Retention in care and viral suppression in differentiated service delivery models for HIV treatment delivery in subSaharan Africa: a rapid systematic review, Long L et al, JIAS, Nov 2020.

This rapid systematic review of peer‐reviewed publications reporting outcomes of DSD for HIV treatment in sub‐Saharan Africa describes what is known about clinical outcomes. It suggests that retention in care and viral suppression among those in DSD models are roughly equivalent to those in conventional models of care.

Adapting HIV services for pregnant and breastfeeding women, infants, children, adolescents and families in resourceconstrained settings during the COVID19 pandemic, Vrazo AC et al, JIAS, Sept 2020.
 
This commentary calls for whole‐family programme adaptations along the HIV clinical continuum to ensure the continuity of life‐saving HIV case identification and treatment efforts during the COVID-19 pandemic.

Improved Viral Suppression With Streamlined Care in the SEARCH Study, Hickey MD et al, JAIDS, Dec 2020.

This analysis uses data from the SEARCH universal test and treat trial in rural Kenya and Uganda to evaluate the effect of a streamlined DSD model on viral suppression.    

Community-based antiretroviral therapy versus standard clinic-based services for HIV in South Africa and Uganda (DO ART): a randomised trial, Barnabas RV et al, Lancet Glob Health, Oct 2020.  
  
This household-randomized, unblinded trial (DO-ART study) tested the effect of community-based ART delivery versus clinic delivery on viral suppression among people living with HIV not on ART. Community-based ART was considered safe, with few adverse events reported.

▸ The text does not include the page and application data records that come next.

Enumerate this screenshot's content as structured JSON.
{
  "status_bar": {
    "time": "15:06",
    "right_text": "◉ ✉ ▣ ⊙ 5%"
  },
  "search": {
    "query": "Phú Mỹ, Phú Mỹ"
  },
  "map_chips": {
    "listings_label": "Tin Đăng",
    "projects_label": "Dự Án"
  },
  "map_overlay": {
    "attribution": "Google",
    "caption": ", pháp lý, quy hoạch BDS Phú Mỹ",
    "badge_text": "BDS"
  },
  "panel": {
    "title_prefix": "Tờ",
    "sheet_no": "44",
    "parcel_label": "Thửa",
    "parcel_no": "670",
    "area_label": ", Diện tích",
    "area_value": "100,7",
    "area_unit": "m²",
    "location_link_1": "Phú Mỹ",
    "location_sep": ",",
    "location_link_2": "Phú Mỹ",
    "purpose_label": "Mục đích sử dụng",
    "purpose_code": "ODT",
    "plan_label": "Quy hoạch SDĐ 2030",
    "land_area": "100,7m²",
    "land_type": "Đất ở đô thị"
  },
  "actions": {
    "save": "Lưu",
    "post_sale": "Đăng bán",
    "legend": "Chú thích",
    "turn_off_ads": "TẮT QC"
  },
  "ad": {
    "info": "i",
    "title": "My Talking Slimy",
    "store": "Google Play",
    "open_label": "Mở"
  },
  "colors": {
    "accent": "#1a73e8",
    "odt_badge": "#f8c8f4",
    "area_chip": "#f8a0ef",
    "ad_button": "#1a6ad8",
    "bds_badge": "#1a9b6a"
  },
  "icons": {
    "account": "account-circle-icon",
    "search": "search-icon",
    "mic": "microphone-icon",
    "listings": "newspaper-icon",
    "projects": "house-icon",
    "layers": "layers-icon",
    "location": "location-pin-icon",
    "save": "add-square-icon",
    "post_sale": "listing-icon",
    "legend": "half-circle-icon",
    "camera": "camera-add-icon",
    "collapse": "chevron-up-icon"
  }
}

The where, when, and how of community-based versus clinic-based ART delivery in South Africa and Uganda, Nachega JB et al, Lancet Glob Health, Oct 2020.    

This comment highlights the public health implications of the results of the Delivery Optimization of Antiretroviral Therapy (DO-ART) study (see above) and the role of implementation research in the HIV response.

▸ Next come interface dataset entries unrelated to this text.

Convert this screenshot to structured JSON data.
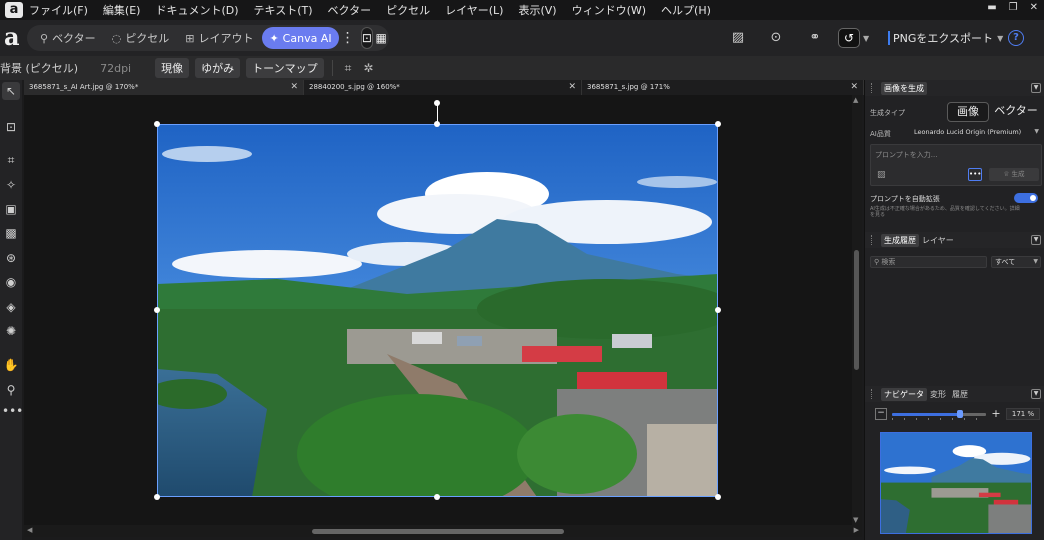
{
  "menu": {
    "items": [
      "ファイル(F)",
      "編集(E)",
      "ドキュメント(D)",
      "テキスト(T)",
      "ベクター",
      "ピクセル",
      "レイヤー(L)",
      "表示(V)",
      "ウィンドウ(W)",
      "ヘルプ(H)"
    ]
  },
  "toolbar": {
    "personas": {
      "vector": "ベクター",
      "pixel": "ピクセル",
      "layout": "レイアウト",
      "canva_ai": "Canva AI"
    },
    "export_label": "PNGをエクスポート"
  },
  "context": {
    "layer_label": "背景 (ピクセル)",
    "dpi": "72dpi",
    "develop": "現像",
    "distort": "ゆがみ",
    "tonemap": "トーンマップ"
  },
  "tabs": [
    {
      "title": "3685871_s_AI Art.jpg @ 170%*",
      "active": true
    },
    {
      "title": "28840200_s.jpg @ 160%*",
      "active": false
    },
    {
      "title": "3685871_s.jpg @ 171%",
      "active": false
    }
  ],
  "gen_panel": {
    "header": "画像を生成",
    "gen_type_label": "生成タイプ",
    "type_image": "画像",
    "type_vector": "ベクター",
    "model_label": "AI品質",
    "model_value": "Leonardo Lucid Origin (Premium)",
    "prompt_placeholder": "プロンプトを入力...",
    "generate_label": "生成",
    "auto_prompt_label": "プロンプトを自動拡張",
    "note": "AI生成は不正確な場合があるため、品質を確認してください。詳細を見る"
  },
  "history_panel": {
    "tab_history": "生成履歴",
    "tab_layers": "レイヤー",
    "search_placeholder": "検索",
    "filter_value": "すべて"
  },
  "nav_panel": {
    "tab_navigator": "ナビゲータ",
    "tab_transform": "変形",
    "tab_history": "履歴",
    "zoom_value": "171 %",
    "zoom_fraction": 0.72
  },
  "colors": {
    "accent": "#6a7cf0",
    "selection": "#6aa0ff",
    "toggle": "#3d6fe0"
  }
}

What we're watching

Discover the Collect & Go Smart Lockers for chronic care medicine dispensing and find out more about how BonoloMeds in Lesotho uses them.

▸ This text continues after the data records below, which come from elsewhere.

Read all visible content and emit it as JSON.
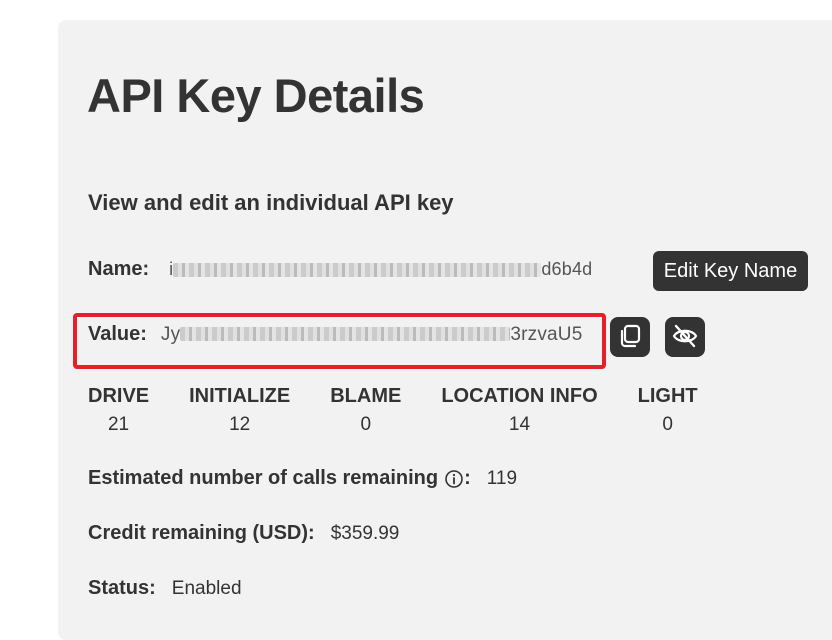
{
  "page": {
    "title": "API Key Details",
    "subtitle": "View and edit an individual API key"
  },
  "name_row": {
    "label": "Name:",
    "value_prefix": "i",
    "value_suffix": "d6b4d",
    "edit_button": "Edit Key Name"
  },
  "value_row": {
    "label": "Value:",
    "value_prefix": "Jy",
    "value_suffix": "3rzvaU5",
    "copy_icon": "copy-icon",
    "hide_icon": "eye-off-icon",
    "highlight_color": "#e5202a"
  },
  "stats": [
    {
      "name": "DRIVE",
      "value": "21"
    },
    {
      "name": "INITIALIZE",
      "value": "12"
    },
    {
      "name": "BLAME",
      "value": "0"
    },
    {
      "name": "LOCATION INFO",
      "value": "14"
    },
    {
      "name": "LIGHT",
      "value": "0"
    }
  ],
  "calls": {
    "label": "Estimated number of calls remaining",
    "info_icon": "info-icon",
    "separator": ":",
    "value": "119"
  },
  "credit": {
    "label": "Credit remaining (USD):",
    "value": "$359.99"
  },
  "status": {
    "label": "Status:",
    "value": "Enabled"
  }
}
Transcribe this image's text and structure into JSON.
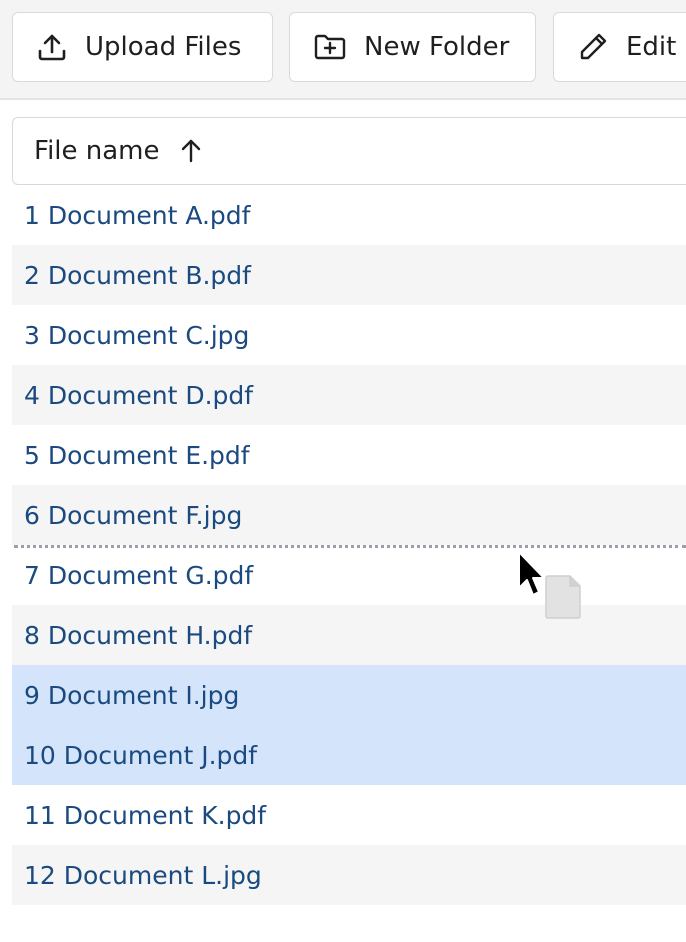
{
  "toolbar": {
    "upload_label": "Upload Files",
    "upload_icon": "upload-icon",
    "new_folder_label": "New Folder",
    "new_folder_icon": "folder-plus-icon",
    "edit_label": "Edit",
    "edit_icon": "pencil-icon"
  },
  "table": {
    "column_header": "File name",
    "sort_icon": "arrow-up-icon",
    "rows": [
      {
        "name": "1 Document A.pdf",
        "selected": false
      },
      {
        "name": "2 Document B.pdf",
        "selected": false
      },
      {
        "name": "3 Document C.jpg",
        "selected": false
      },
      {
        "name": "4 Document D.pdf",
        "selected": false
      },
      {
        "name": "5 Document E.pdf",
        "selected": false
      },
      {
        "name": "6 Document F.jpg",
        "selected": false
      },
      {
        "name": "7 Document G.pdf",
        "selected": false
      },
      {
        "name": "8 Document H.pdf",
        "selected": false
      },
      {
        "name": "9 Document I.jpg",
        "selected": true
      },
      {
        "name": "10 Document J.pdf",
        "selected": true
      },
      {
        "name": "11 Document K.pdf",
        "selected": false
      },
      {
        "name": "12 Document L.jpg",
        "selected": false
      }
    ]
  },
  "drag": {
    "cursor_icon": "arrow-cursor-icon",
    "ghost_icon": "file-icon"
  },
  "colors": {
    "link": "#1b4a80",
    "selected_row": "#d4e5fb",
    "alt_row": "#f5f5f5",
    "toolbar_bg": "#f4f4f4"
  }
}
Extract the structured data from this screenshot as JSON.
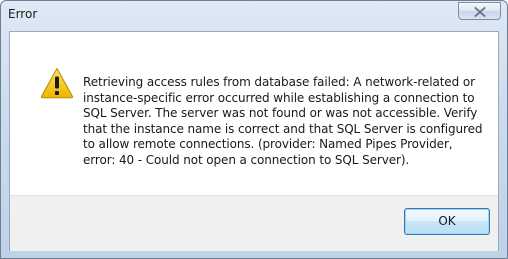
{
  "window": {
    "title": "Error"
  },
  "dialog": {
    "icon": "warning-icon",
    "message": "Retrieving access rules from database failed: A network-related or instance-specific error occurred while establishing a connection to SQL Server. The server was not found or was not accessible. Verify that the instance name is correct and that SQL Server is configured to allow remote connections. (provider: Named Pipes Provider, error: 40 - Could not open a connection to SQL Server).",
    "ok_label": "OK"
  },
  "colors": {
    "title_bar": "#cddcee",
    "warning_yellow": "#f5c400",
    "button_border": "#2f78b5"
  }
}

Don't miss
 
Why community-led HIV responses need increased support in West and Central Africa

Read this call for commitments published by Médecins Sans Frontières and 25 other community and civil society organizations ahead of the UNAIDS PCB meeting in December 2020.
Get involved
 
Job opening: CQUIN Project Clinical Advisor, Eastern & Southern Africa

ICAP at Columbia University’s CQUIN project for DSD is looking for a Clinical Advisor to be based in Eswatini, Zimbabwe, Kenya or other country in East/southern Africa. Find out more.
Get in touch
Do you have something for the next newsletter? We want to hear from you.
Email us at dsd@iasociety.org
Facebook
Twitter
LinkedIn
YouTube
Instagram
Photo credits in order of appearance:
(1) Eric Bond/EGPAF (2) Dr Josen Kiggundu (3) IHRI Thailand (4) Collect&Go Smart Lockers
Copyright © 2021 International AIDS Society, All rights reserved.


Want to change how you receive these emails?
You can update your preferences or unsubscribe from this list.